## PROBLEM DESCRIPTION
Among the entries that follow, count the lines with the word "category" and report the number by itself.

___ THE DATA ___

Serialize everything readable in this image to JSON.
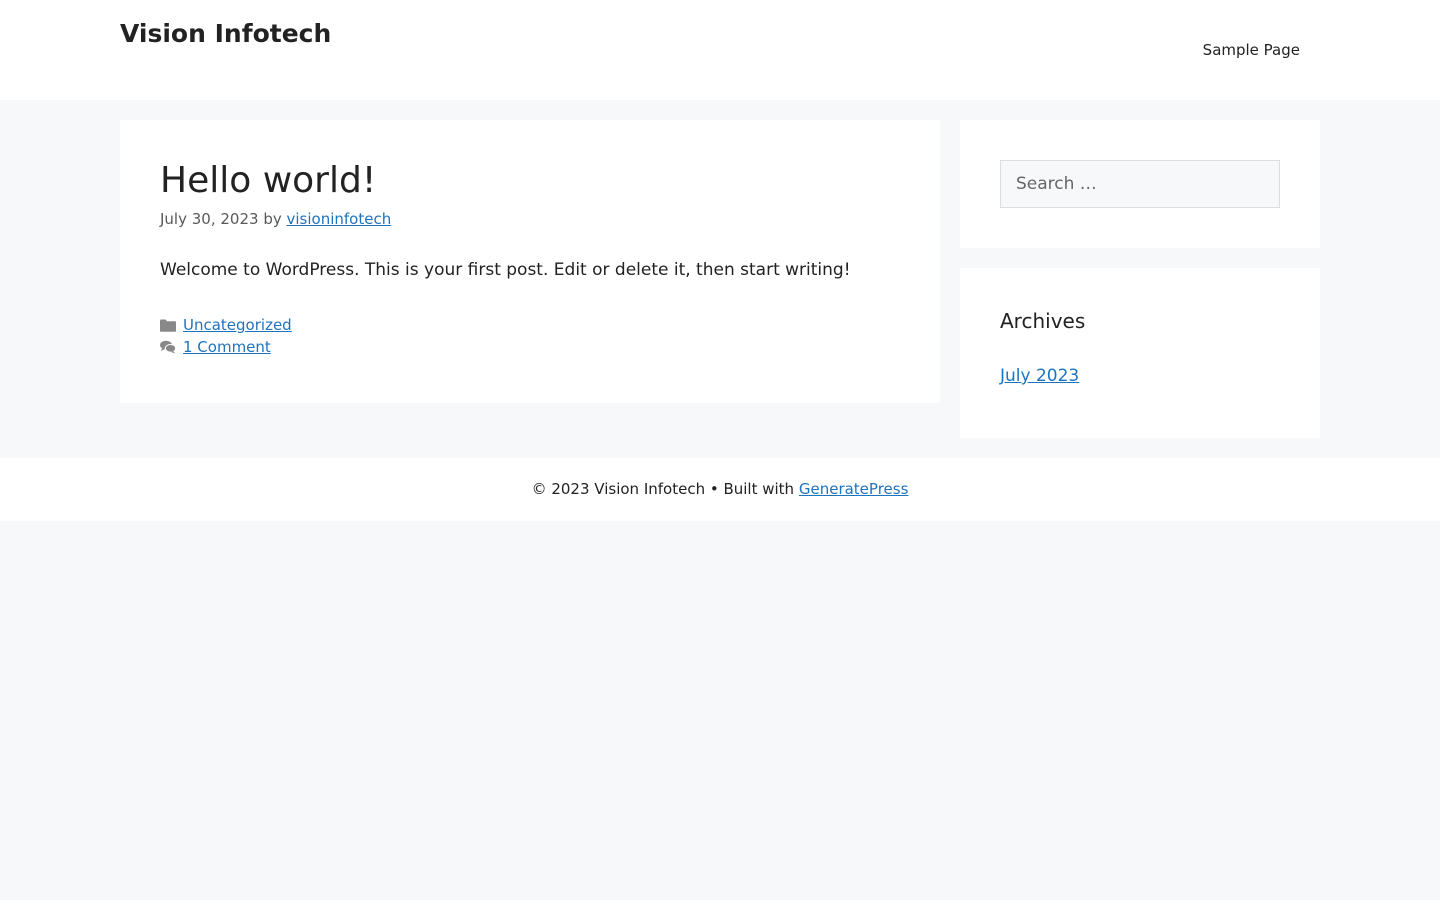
{
  "header": {
    "site_title": "Vision Infotech",
    "nav": [
      {
        "label": "Sample Page"
      }
    ]
  },
  "post": {
    "title": "Hello world!",
    "date": "July 30, 2023",
    "by_text": "by",
    "author": "visioninfotech",
    "content": "Welcome to WordPress. This is your first post. Edit or delete it, then start writing!",
    "category": "Uncategorized",
    "comments": "1 Comment",
    "icons": {
      "category": "folder-icon",
      "comments": "comments-icon"
    }
  },
  "sidebar": {
    "search": {
      "placeholder": "Search …"
    },
    "archives": {
      "title": "Archives",
      "items": [
        {
          "label": "July 2023"
        }
      ]
    }
  },
  "footer": {
    "copyright": "© 2023 Vision Infotech • Built with",
    "theme_link": "GeneratePress"
  },
  "colors": {
    "background": "#f7f8f9",
    "surface": "#ffffff",
    "text": "#222222",
    "link": "#1e73be",
    "meta": "#595959"
  }
}
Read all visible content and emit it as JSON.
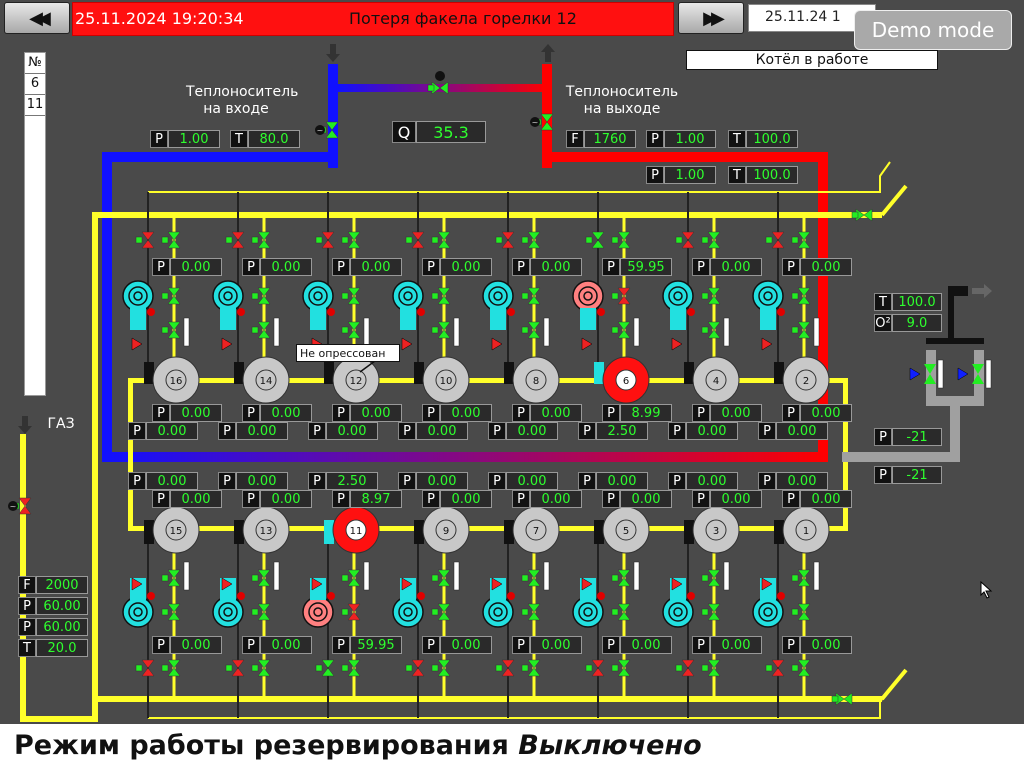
{
  "header": {
    "back_icon": "double-left-arrow",
    "forward_icon": "double-right-arrow",
    "alarm_timestamp": "25.11.2024 19:20:34",
    "alarm_message": "Потеря факела горелки 12",
    "current_date": "25.11.24 1",
    "demo_label": "Demo mode",
    "alarm_color": "#ff1010"
  },
  "boiler_status": "Котёл в работе",
  "number_column": {
    "header": "№",
    "items": [
      "6",
      "11"
    ]
  },
  "coolant": {
    "inlet_label_1": "Теплоноситель",
    "inlet_label_2": "на входе",
    "outlet_label_1": "Теплоноситель",
    "outlet_label_2": "на выходе",
    "inlet_P": "1.00",
    "inlet_T": "80.0",
    "Q_label": "Q",
    "Q": "35.3",
    "outlet_F": "1760",
    "outlet_P": "1.00",
    "outlet_T": "100.0",
    "outlet2_P": "1.00",
    "outlet2_T": "100.0"
  },
  "gas": {
    "label": "ГАЗ",
    "F": "2000",
    "P1": "60.00",
    "P2": "60.00",
    "T": "20.0"
  },
  "flue": {
    "T": "100.0",
    "O2": "9.0",
    "P1": "-21",
    "P2": "-21"
  },
  "tooltip": "Не опрессован",
  "burners_top": [
    {
      "num": "16",
      "p_gas": "0.00",
      "p1": "0.00",
      "p2": "0.00",
      "fault": false
    },
    {
      "num": "14",
      "p_gas": "0.00",
      "p1": "0.00",
      "p2": "0.00",
      "fault": false
    },
    {
      "num": "12",
      "p_gas": "0.00",
      "p1": "0.00",
      "p2": "0.00",
      "fault": false
    },
    {
      "num": "10",
      "p_gas": "0.00",
      "p1": "0.00",
      "p2": "0.00",
      "fault": false
    },
    {
      "num": "8",
      "p_gas": "0.00",
      "p1": "0.00",
      "p2": "0.00",
      "fault": false
    },
    {
      "num": "6",
      "p_gas": "59.95",
      "p1": "8.99",
      "p2": "2.50",
      "fault": true
    },
    {
      "num": "4",
      "p_gas": "0.00",
      "p1": "0.00",
      "p2": "0.00",
      "fault": false
    },
    {
      "num": "2",
      "p_gas": "0.00",
      "p1": "0.00",
      "p2": "0.00",
      "fault": false
    }
  ],
  "burners_bottom": [
    {
      "num": "15",
      "p_gas": "0.00",
      "p1": "0.00",
      "p2": "0.00",
      "fault": false
    },
    {
      "num": "13",
      "p_gas": "0.00",
      "p1": "0.00",
      "p2": "0.00",
      "fault": false
    },
    {
      "num": "11",
      "p_gas": "59.95",
      "p1": "8.97",
      "p2": "2.50",
      "fault": true
    },
    {
      "num": "9",
      "p_gas": "0.00",
      "p1": "0.00",
      "p2": "0.00",
      "fault": false
    },
    {
      "num": "7",
      "p_gas": "0.00",
      "p1": "0.00",
      "p2": "0.00",
      "fault": false
    },
    {
      "num": "5",
      "p_gas": "0.00",
      "p1": "0.00",
      "p2": "0.00",
      "fault": false
    },
    {
      "num": "3",
      "p_gas": "0.00",
      "p1": "0.00",
      "p2": "0.00",
      "fault": false
    },
    {
      "num": "1",
      "p_gas": "0.00",
      "p1": "0.00",
      "p2": "0.00",
      "fault": false
    }
  ],
  "footer": {
    "label": "Режим работы резервирования",
    "value": "Выключено"
  },
  "keys": {
    "P": "P",
    "T": "T",
    "F": "F",
    "O2": "O²"
  },
  "colors": {
    "gas_pipe": "#ffff2a",
    "hot_pipe": "#ff0000",
    "cold_pipe": "#1010ff",
    "valve_open": "#22ee22",
    "valve_closed": "#ee2222",
    "fan": "#22e0e0",
    "flue_pipe": "#a0a0a0"
  }
}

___

## WRITTEN RESPONSE
2